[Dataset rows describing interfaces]
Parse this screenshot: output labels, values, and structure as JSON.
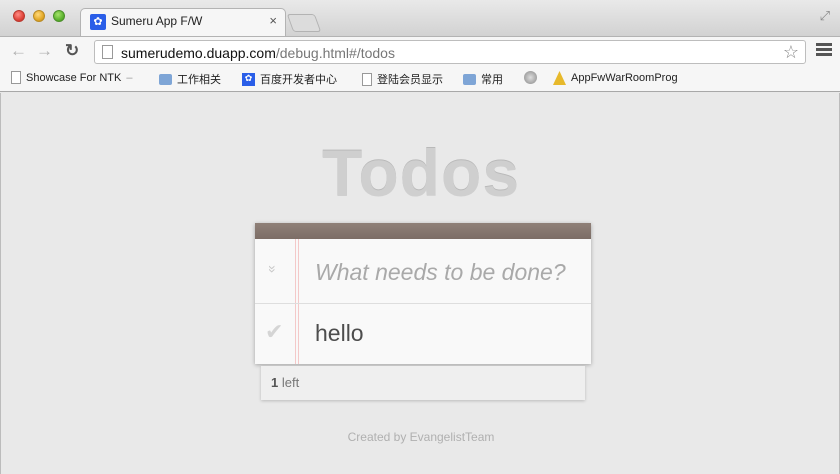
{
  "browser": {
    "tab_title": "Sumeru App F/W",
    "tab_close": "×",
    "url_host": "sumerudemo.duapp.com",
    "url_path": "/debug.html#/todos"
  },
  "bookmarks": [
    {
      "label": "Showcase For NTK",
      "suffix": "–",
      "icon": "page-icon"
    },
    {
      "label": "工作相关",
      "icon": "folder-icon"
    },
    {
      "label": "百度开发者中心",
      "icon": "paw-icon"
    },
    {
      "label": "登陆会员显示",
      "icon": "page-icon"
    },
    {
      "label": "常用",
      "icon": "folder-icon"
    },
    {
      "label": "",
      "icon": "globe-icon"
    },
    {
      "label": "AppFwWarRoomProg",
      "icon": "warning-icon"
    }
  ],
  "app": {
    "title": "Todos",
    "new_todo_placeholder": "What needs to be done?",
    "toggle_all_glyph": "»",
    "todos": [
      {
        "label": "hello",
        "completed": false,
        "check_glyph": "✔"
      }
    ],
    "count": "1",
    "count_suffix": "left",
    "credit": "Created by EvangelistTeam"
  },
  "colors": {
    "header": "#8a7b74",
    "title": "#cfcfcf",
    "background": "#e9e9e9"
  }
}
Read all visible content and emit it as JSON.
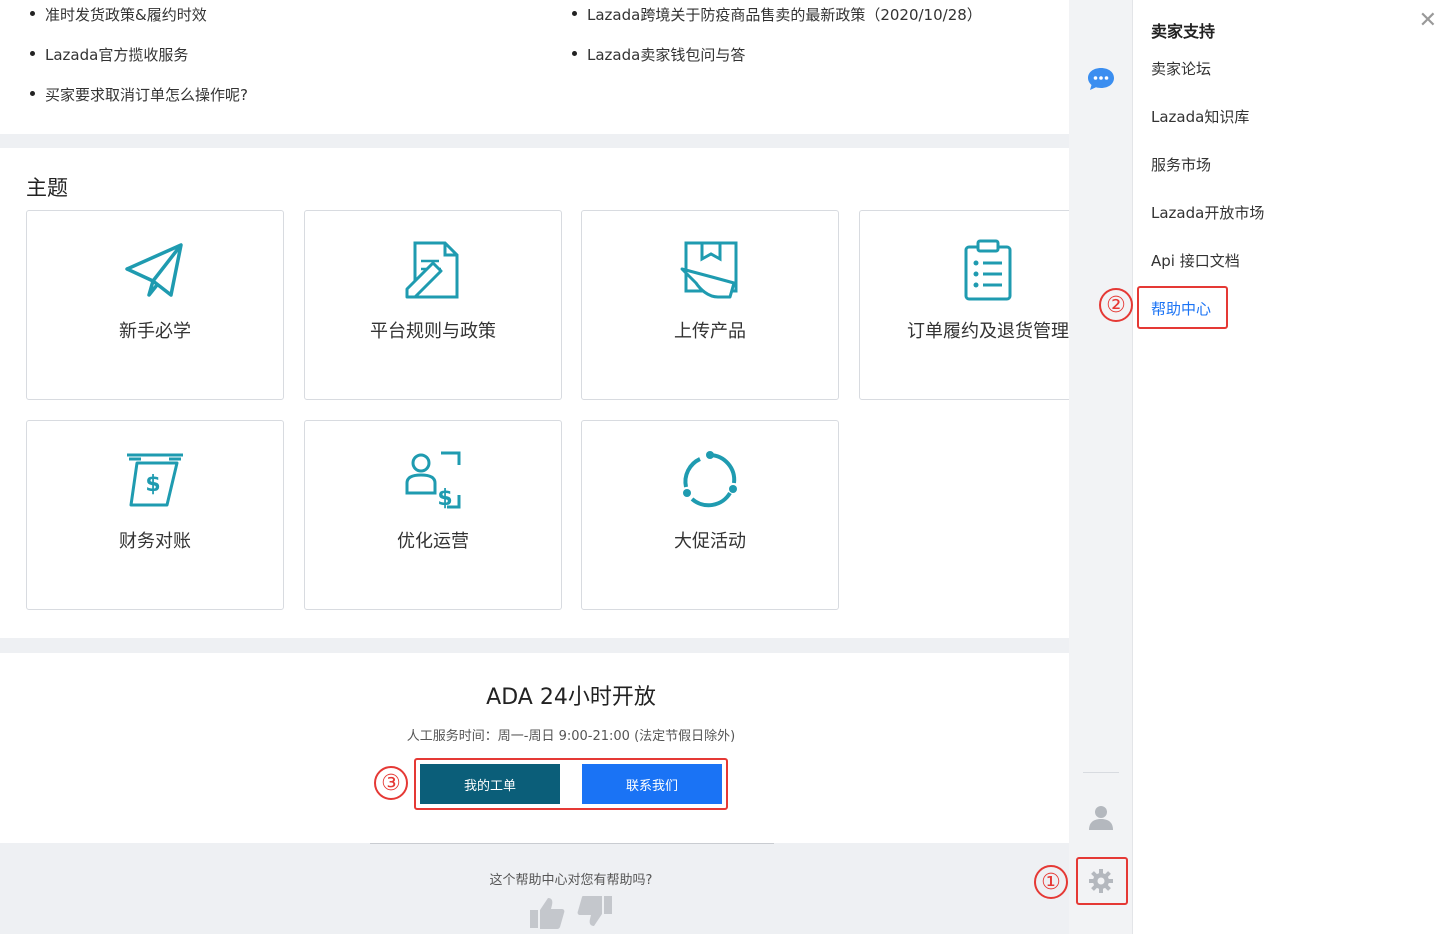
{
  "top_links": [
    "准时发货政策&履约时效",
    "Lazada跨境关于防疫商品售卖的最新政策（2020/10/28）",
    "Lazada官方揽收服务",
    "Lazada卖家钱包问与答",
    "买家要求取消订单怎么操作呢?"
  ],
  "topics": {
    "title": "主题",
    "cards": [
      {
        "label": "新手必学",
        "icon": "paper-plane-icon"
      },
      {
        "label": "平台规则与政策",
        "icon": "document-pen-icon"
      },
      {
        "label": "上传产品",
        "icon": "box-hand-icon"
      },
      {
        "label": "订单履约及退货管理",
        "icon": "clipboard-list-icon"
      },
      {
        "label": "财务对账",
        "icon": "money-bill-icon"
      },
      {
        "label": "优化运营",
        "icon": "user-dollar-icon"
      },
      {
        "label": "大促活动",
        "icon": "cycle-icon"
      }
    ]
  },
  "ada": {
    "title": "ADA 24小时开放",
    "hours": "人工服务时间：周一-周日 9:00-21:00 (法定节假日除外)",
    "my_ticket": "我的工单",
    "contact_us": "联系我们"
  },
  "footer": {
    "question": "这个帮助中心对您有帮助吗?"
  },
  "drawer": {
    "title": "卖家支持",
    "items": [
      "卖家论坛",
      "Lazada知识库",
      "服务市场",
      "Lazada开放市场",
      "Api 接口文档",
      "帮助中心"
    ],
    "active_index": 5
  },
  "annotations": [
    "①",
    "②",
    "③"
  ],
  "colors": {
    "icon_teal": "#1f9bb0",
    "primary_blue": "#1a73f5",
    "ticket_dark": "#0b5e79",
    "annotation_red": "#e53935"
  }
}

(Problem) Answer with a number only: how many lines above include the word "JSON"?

(Answer to this exercise) 2